Frequently Asked Questions

Check if the hard drive appears in Disk Management and all the partitions do have a drive letter. Check if the hard drive is properly installed. Check if the hard drive is BIOS detected. Connect the hard drive to anther interface or another computer. Check if the hard drive is physically damaged.

Your hard drive has metal platters (as seen in the picture on the home page) that spin at very high rates of speed (5,400 to 10,000 rpms) and are sealed in an air tight chassis (what you know to be the hard drive.) If at any time within this chassis a spec of dust, smoke, or fragment of the platter(s) are exposed to the fine magnetic needle that reads the data off those platters it could create a "bump" in the road. If you only have a couple of bad sectors you may get away with it for a while, but if you have multiple, than it is time to get a new hard drive, because it will only get worse and eventually lead to a total failure and data corruption. By running scandisk (98,ME) or chkdsk (xp) the Windows O.S. will check for these bad sectors and mark them not be used again. This method is good for buying you some time to do a backup of your data and replace the drive. You can access these tools by double clicking on my computer, right click on the hard disk that you want to check, and then go to properties. There should be a tools tab to press scandisk or check disk for errors, etc. Hard drives will fail, it is just a matter of when, why, & how.

Data backup should be performed all the time. Realistically, it depends on your work load or sensitivity of data. If your data is general data like pictures, mp3's, documents, etc., but you only add to them occasionally, backing up at least once a month would be a good starting point. If you are daily adding to your library of files, doing a daily a backup is necessary.

This depends on what kind of data you have. If you have gigs of information, you may need to revert to a DVD-R, tape, or another hard drive. Other sources of backup are jump drives, CD-R's, floppy disks, zip drives, etc. This really depends on your needs. If you not sure, just email us with your data file sizes or about how many mp3 or pictures you have and we will give you our suggestion.

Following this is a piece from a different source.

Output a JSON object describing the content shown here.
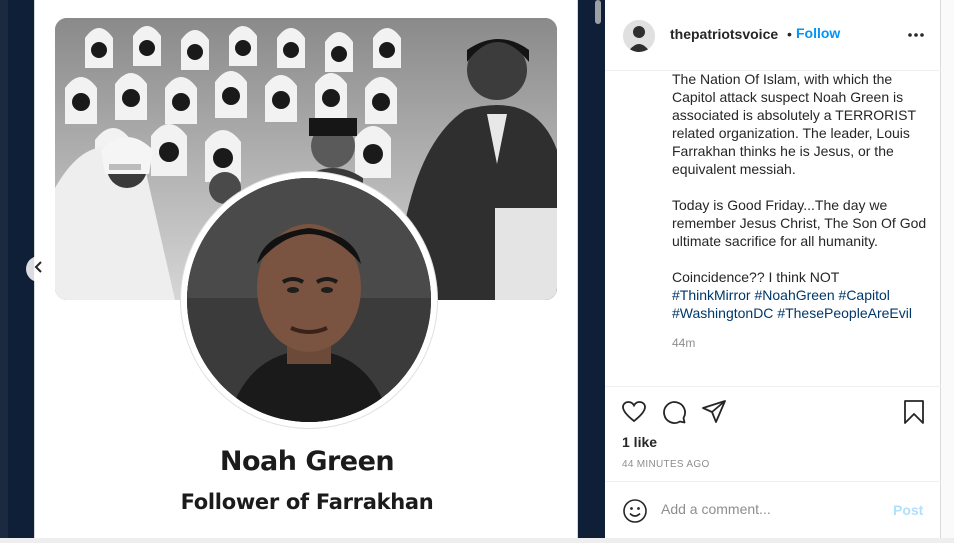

Very likely that the hard drive or motherboard is going bad or is dead. If you can access your drive from another computer (slaving) and retrieve your data, now would be a good time, however if this isn't possible and the drive is dead, you will need to have your data recovered professionally. Please see Drive Saver information on home page.

This is yet another broad question that I will say YES, but keep it to a point. If a quality hard drive like one from Seagate, is in your machine then it likely that it will last 3-5 years under average daily use. With this said, when they begin to fail, they may slow down, causing your data to take longer to get to what you see on screen. If your computer is running slower than it seemed like it did a month ago and nothing else seems to be apparently wrong (like spyware, virus', etc.) then your hard drive maybe trying to tell you it is on its way out. Now would be a good time to backup your data if you have not done so already and give RCCS a call or your local computer dealer/manufacturer for repair information if you do not know how to install a new drive and restore your software. Tip: I have seen time and time again, that a simple hard drive and memory upgrade do wonders for a system. It may even extend the life of your system for a couple of more years of use, before you have to shell out $$$ for a whole new system.

This can be the result of a couple of problems. The most common is that the virtual memory of the drive is being accessed more often because there is not enough system memory. I have seen this happen more often with a system running Windows XP with less than 512 megabytes of ram. Another reason for this could be that the drive itself is slowing down and isn't able to keep up with the data that is being requested from it. It may be time for a new hard drive at this point. Last thought would be there is too many programs running on your system. Try removing anything that isn't necessary to boot up your system or have a technician look at your start up files. Often spyware and virus' can be the culprit when software is heavy loading a system.

This can be a tricky question. The answer can be yes. Hard drives, especially cheaply built or aged ones make noises. The normal noise is a low (if a new or decent drive)crackling sound. A sign of a bad or cheap drive is a loud (loud meaning you can hear it clearly when the case is about 2 to 4 feet away from you.) clanking, clicking, maybe grinding sound. Often these noises can be confused with a fan going bad inside the computer case.

TURN IT OFF NOW! If your hard drive was physically dropped and is now squealing or grinding that means that it has a "head crash." These type of crashes are undoubtedly the worse type. What is happening is the metal magnetic reader that that is supposed to be floating above the disk platters isn't any longer. It is physically making dust of the platters and permanently destroying your data. If you have anything important on this drive that you don't have a backup of you will need to contact Drive Savers (information is on the home page). Don't keep attempting to turn it on with hope that it will fix itself, because it will only make matters worse.

YES!!!! During the shutdown process, not only is data being rewritten out of ram back to the drive, the drive is being told to spin down and seat (stop) itself. By cold powering off (like pulling the plug out of the wall) the drive does not get the opportunity to properly shut down. You risk data loss/corruption and/or forcefully causing physical damage to the drive. Remember it needs to slow down form maybe 7200 rpms to 0 rpms. Spinning all by itself down is like letting your car go down a mountain with out brakes and expect it to safely stop at the end.